> _Action item_: Set down each entry below exactly as written, keeping the pictures out.

> _Records for the task_:
■ ■ ■ ■
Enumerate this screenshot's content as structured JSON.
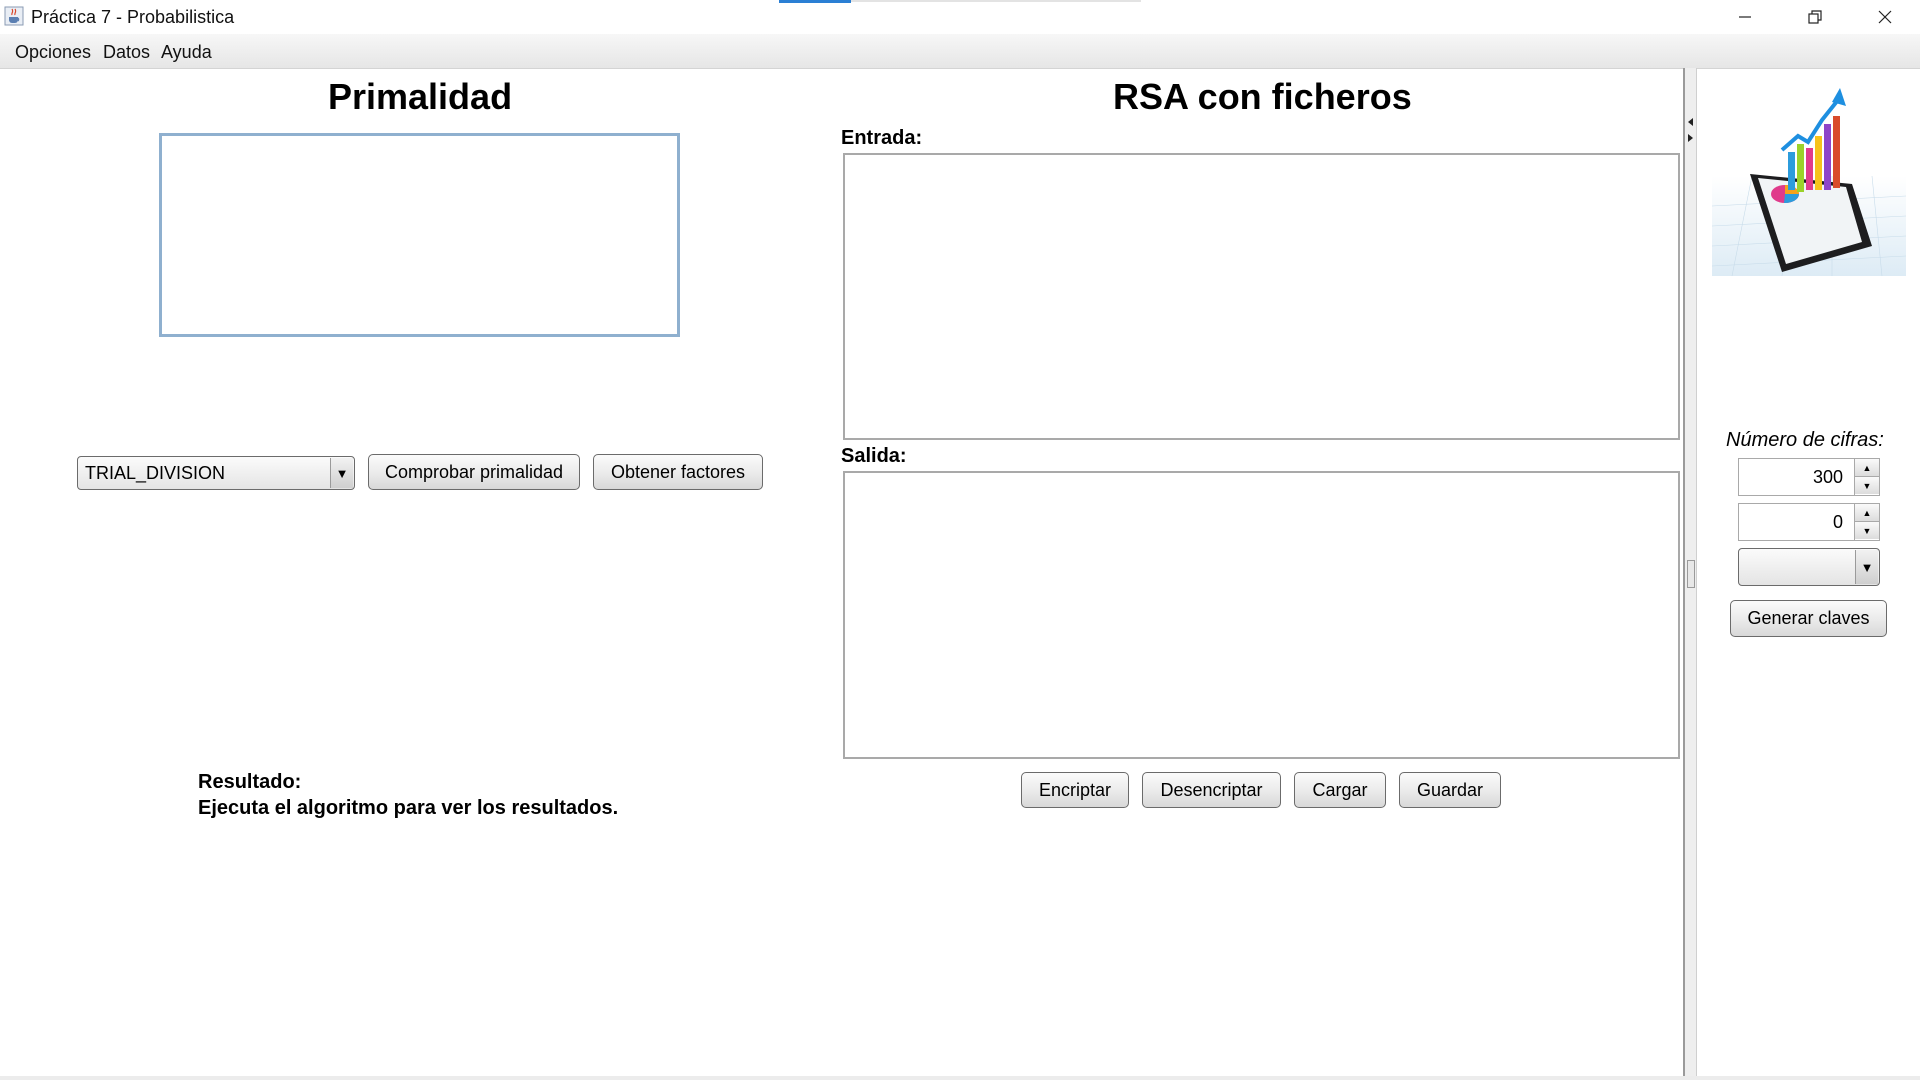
{
  "window": {
    "title": "Práctica 7 - Probabilistica",
    "app_icon": "java-cup-icon",
    "controls": [
      "minimize-icon",
      "restore-icon",
      "close-icon"
    ]
  },
  "menu": {
    "items": [
      {
        "label": "Opciones"
      },
      {
        "label": "Datos"
      },
      {
        "label": "Ayuda"
      }
    ]
  },
  "primalidad": {
    "title": "Primalidad",
    "algorithm": {
      "selected": "TRIAL_DIVISION"
    },
    "check_button": "Comprobar primalidad",
    "factor_button": "Obtener factores",
    "result_label": "Resultado:",
    "result_text": "Ejecuta el algoritmo para ver los resultados."
  },
  "rsa": {
    "title": "RSA con ficheros",
    "input_label": "Entrada:",
    "output_label": "Salida:",
    "buttons": {
      "encrypt": "Encriptar",
      "decrypt": "Desencriptar",
      "load": "Cargar",
      "save": "Guardar"
    }
  },
  "side_panel": {
    "image_icon": "analytics-tablet-chart-icon",
    "digits_label": "Número de cifras:",
    "digits_value": "300",
    "second_value": "0",
    "combo_selected": "",
    "generate_button": "Generar claves"
  },
  "colors": {
    "text_area_focus_border": "#8fb0cf",
    "title_accent": "#2a7fd4"
  }
}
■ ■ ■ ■
> _Written answer_:
Enumerate this screenshot's content as structured JSON.
{
  "window": {
    "title": "Práctica 7 - Probabilistica",
    "app_icon": "java-cup-icon",
    "controls": [
      "minimize-icon",
      "restore-icon",
      "close-icon"
    ]
  },
  "menu": {
    "items": [
      {
        "label": "Opciones"
      },
      {
        "label": "Datos"
      },
      {
        "label": "Ayuda"
      }
    ]
  },
  "primalidad": {
    "title": "Primalidad",
    "algorithm": {
      "selected": "TRIAL_DIVISION"
    },
    "check_button": "Comprobar primalidad",
    "factor_button": "Obtener factores",
    "result_label": "Resultado:",
    "result_text": "Ejecuta el algoritmo para ver los resultados."
  },
  "rsa": {
    "title": "RSA con ficheros",
    "input_label": "Entrada:",
    "output_label": "Salida:",
    "buttons": {
      "encrypt": "Encriptar",
      "decrypt": "Desencriptar",
      "load": "Cargar",
      "save": "Guardar"
    }
  },
  "side_panel": {
    "image_icon": "analytics-tablet-chart-icon",
    "digits_label": "Número de cifras:",
    "digits_value": "300",
    "second_value": "0",
    "combo_selected": "",
    "generate_button": "Generar claves"
  },
  "colors": {
    "text_area_focus_border": "#8fb0cf",
    "title_accent": "#2a7fd4"
  }
}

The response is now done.